You Didn’t Think About Your Ideal Attendee
Planning an event for others requires knowing what their motivation is and what they want out of the event, then tailoring your event to them. You need to know your audience.
Consider polling your audience ahead of time in order to get a grasp of what’s important to them. This can also help you put a fine point on the purpose of your event.
You Failed to Determine a Purpose for Your Networking Event
The purpose of a barbecue is to eat burgers and talk to your friends. The purpose of a product launch is to unveil a new product or service to a key audience.
So, what’s the purpose of networking events? (Hint: networking is not the whole answer.)
Before you plan your networking event, think about what you want your attendees to walk away with, combined with what you know about your audience, then optimize your whole event around that.
If that purpose is to introduce new team members to each other, promote a tight-knit, intimate environment. If the purpose of your meeting is to socialize and get leads, build an open atmosphere that lets people mingle at their own pace.
You Picked the Wrong Event Venue
Once you’ve figured out the purpose of your event, picking the right venue to manifest your vision is key. Not every networking event is built the same—so not every venue is applicable.
Let’s say the purpose of your event is to introduce new team members to each other. If it’s a small team, an intimate roundtable at a restaurant would work well. But expecting 50 new team members to be equally engaged at that same venue would fall flat on its face.
As Event Manager Blog details, choosing a venue is surely one of the most delicate decisions an event planning professional faces and it can have a strong implication for events. It’s not a decision to take lightly.
Regardless of your event’s purpose, quiet, open spaces tend to be the best, with plenty of snacks and beverages. (If you’re looking for the perfect place, consider these tried-and-true event venues.)
You Didn’t Publish an Attendee List
Smart networkers do their homework. They pore through lists of attendees to discover people they’re interested in talking to—leads, potential partners, thought leaders, et al.—and studying up on them through their LinkedIn page.
You’ll be helping your attendees sound sharp right off the bat (“Hey, I saw that your company was in the news! Congrats on your new acquisition.”). Or, at the very least, they’ll have a topic in their back pocket to break the ice with.

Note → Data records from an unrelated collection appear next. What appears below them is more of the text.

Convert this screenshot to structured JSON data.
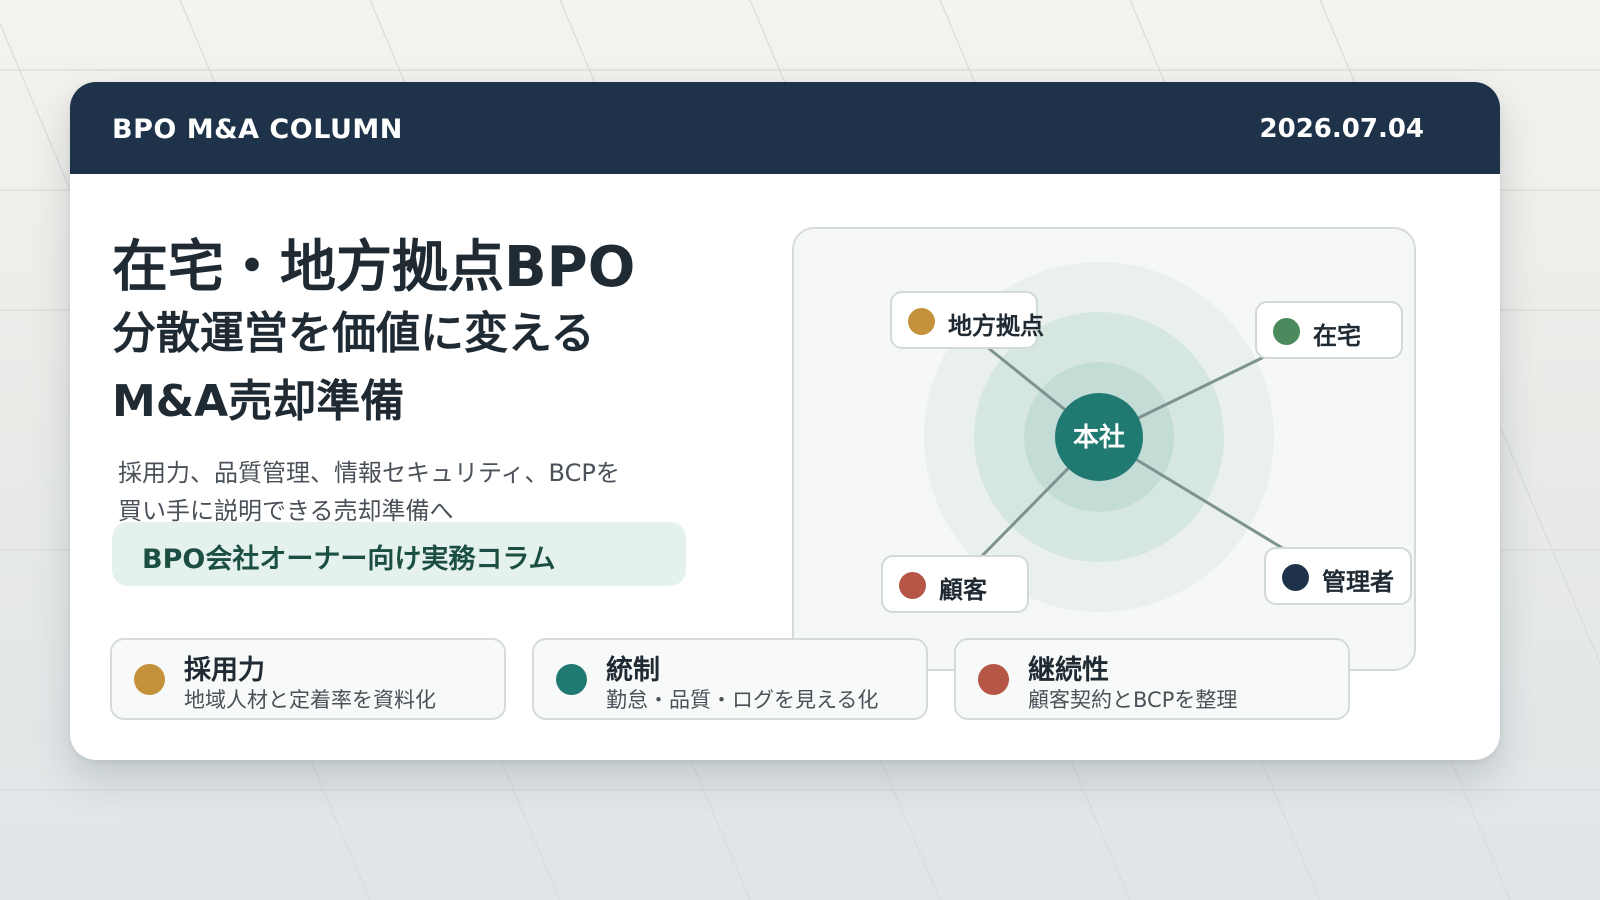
{
  "header": {
    "brand": "BPO M&A COLUMN",
    "date": "2026.07.04"
  },
  "headline": {
    "line1": "在宅・地方拠点BPO",
    "line2": "分散運営を価値に変える",
    "line3": "M&A売却準備"
  },
  "description": {
    "line1": "採用力、品質管理、情報セキュリティ、BCPを",
    "line2": "買い手に説明できる売却準備へ"
  },
  "tag": "BPO会社オーナー向け実務コラム",
  "diagram": {
    "center": "本社",
    "nodes": [
      {
        "label": "地方拠点",
        "color": "#c4923a"
      },
      {
        "label": "在宅",
        "color": "#4a8a5c"
      },
      {
        "label": "顧客",
        "color": "#b65646"
      },
      {
        "label": "管理者",
        "color": "#1e3349"
      }
    ]
  },
  "features": [
    {
      "title": "採用力",
      "subtitle": "地域人材と定着率を資料化",
      "color": "#c4923a"
    },
    {
      "title": "統制",
      "subtitle": "勤怠・品質・ログを見える化",
      "color": "#217a72"
    },
    {
      "title": "継続性",
      "subtitle": "顧客契約とBCPを整理",
      "color": "#b65646"
    }
  ],
  "colors": {
    "navy": "#1e3349",
    "teal": "#217a72",
    "gold": "#c4923a",
    "green": "#4a8a5c",
    "red": "#b65646"
  }
}
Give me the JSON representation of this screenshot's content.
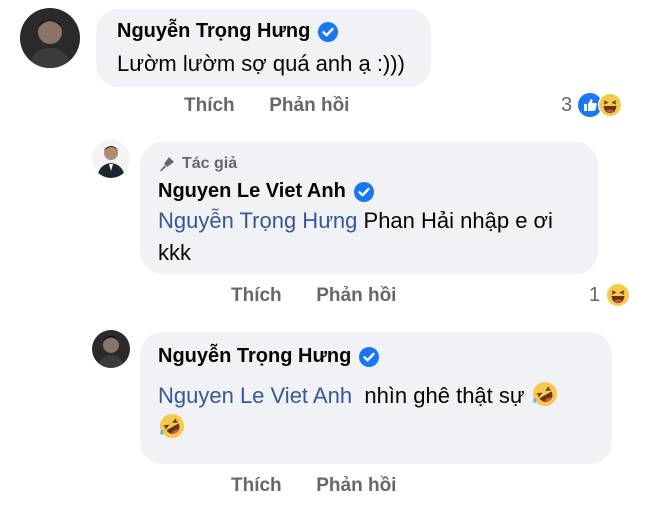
{
  "comments": [
    {
      "author": "Nguyễn Trọng Hưng",
      "text": "Lườm lườm sợ quá anh ạ :)))",
      "actions": {
        "like": "Thích",
        "reply": "Phản hồi"
      },
      "reactions": {
        "count": "3",
        "icons": [
          "like-icon",
          "haha-icon"
        ]
      }
    },
    {
      "author_badge": "Tác giả",
      "author": "Nguyen Le Viet Anh",
      "mention": "Nguyễn Trọng Hưng",
      "text_line1": " Phan Hải nhập e ơi",
      "text_line2": "kkk",
      "actions": {
        "like": "Thích",
        "reply": "Phản hồi"
      },
      "reactions": {
        "count": "1",
        "icons": [
          "haha-icon"
        ]
      }
    },
    {
      "author": "Nguyễn Trọng Hưng",
      "mention": "Nguyen Le Viet Anh",
      "text": "nhìn ghê thật sự",
      "emoji": [
        "rofl-emoji",
        "rofl-emoji"
      ],
      "actions": {
        "like": "Thích",
        "reply": "Phản hồi"
      }
    }
  ],
  "colors": {
    "bubble": "#f0f2f5",
    "verified": "#1877f2",
    "mention": "#365899",
    "muted": "#65676b"
  }
}
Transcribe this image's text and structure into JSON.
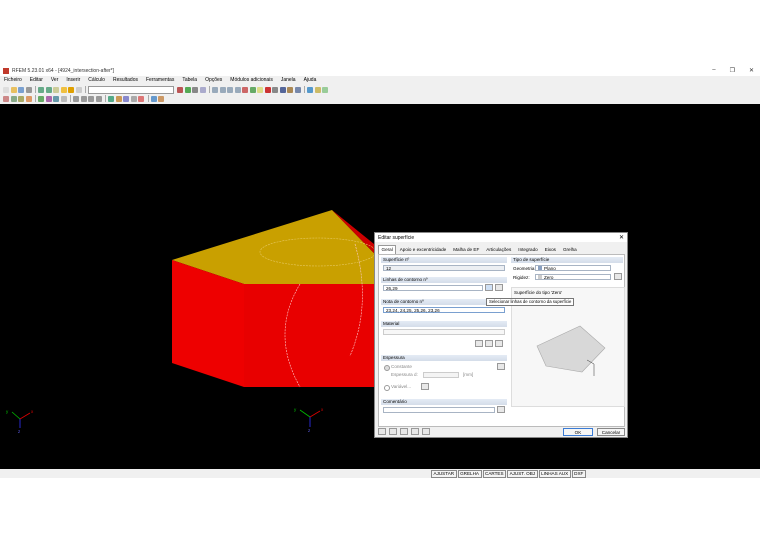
{
  "app": {
    "title": "RFEM 5.23.01 x64 - [4924_intersection-after*]",
    "menu": [
      "Ficheiro",
      "Editar",
      "Ver",
      "Inserir",
      "Cálculo",
      "Resultados",
      "Ferramentas",
      "Tabela",
      "Opções",
      "Módulos adicionais",
      "Janela",
      "Ajuda"
    ],
    "window_buttons": {
      "minimize": "–",
      "restore": "❐",
      "close": "✕"
    }
  },
  "statusbar": [
    "AJUSTAR",
    "GRELHA",
    "CARTES",
    "AJUST. OBJ",
    "LINHAS AUX",
    "DXF"
  ],
  "axes": {
    "x": "x",
    "y": "y",
    "z": "z"
  },
  "dialog": {
    "title": "Editar superfície",
    "close": "✕",
    "tabs": [
      "Geral",
      "Apoio e excentricidade",
      "Malha de EF",
      "Articulações",
      "Integrado",
      "Eixos",
      "Grelha"
    ],
    "active_tab": "Geral",
    "surface_no_label": "Superfície nº",
    "surface_no": "12",
    "boundary_lines_label": "Linhas de contorno nº",
    "boundary_lines": "26,29",
    "boundary_notes_label": "Nota de contorno nº",
    "boundary_notes": "23,24, 24,25, 25,26, 23,26",
    "material_label": "Material",
    "thickness_label": "Espessura",
    "thickness_constant": "Constante",
    "thickness_d_label": "Espessura d:",
    "thickness_unit": "[mm]",
    "thickness_variable": "Variável...",
    "comment_label": "Comentário",
    "surface_type_label": "Tipo de superfície",
    "geometry_label": "Geometria:",
    "geometry_value": "Plano",
    "stiffness_label": "Rigidez:",
    "stiffness_value": "Zero",
    "preview_caption": "Superfície do tipo 'Zero'",
    "tooltip": "Selecionar linhas de contorno da superfície",
    "ok": "OK",
    "cancel": "Cancelar"
  },
  "colors": {
    "box_front": "#ee0000",
    "box_top": "#c9a000",
    "viewport": "#000000"
  }
}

When your attendees are more prepared, they’ll be more successful. In turn, they’ll see the value in the event and won’t hesitate to sign up next time.
You Didn’t Consider Agenda Design
Sales people go to networking events to talk to other people and learn—and not much else. That’s why it’s crucial to integrate useful content and a thought-out agenda to reach those goals.
Infuse networking time into the agenda—don’t just marginalize it into the spots between talks or sessions. And, to bridge the gap between networking and educational content, incorporate small group activities and one-on-one tasks.
You Didn’t Follow Up
When your attendees mingle, they’ll probably drop a business card with each other, along with the promise to keep in touch. So why isn’t your networking event doing the same?
Take the information you gathered during the event and continue the conversation. Communication is key to audience engagement, and keeping your attendees involved with the event long after they’ve gone home can keep you front-of-mind.
More than that, it affords an opportunity to optimize your networking event—ask attendees what went right and wrong, and you’ll get actionable tips on how to improve the next time around.
Event communication is the backbone of a strategic event. With seamless strategy and flawless execution baked into every facet of a strategic networking event, your audience will walk away with the connections they need to thrive—and you’ll get the results you need too.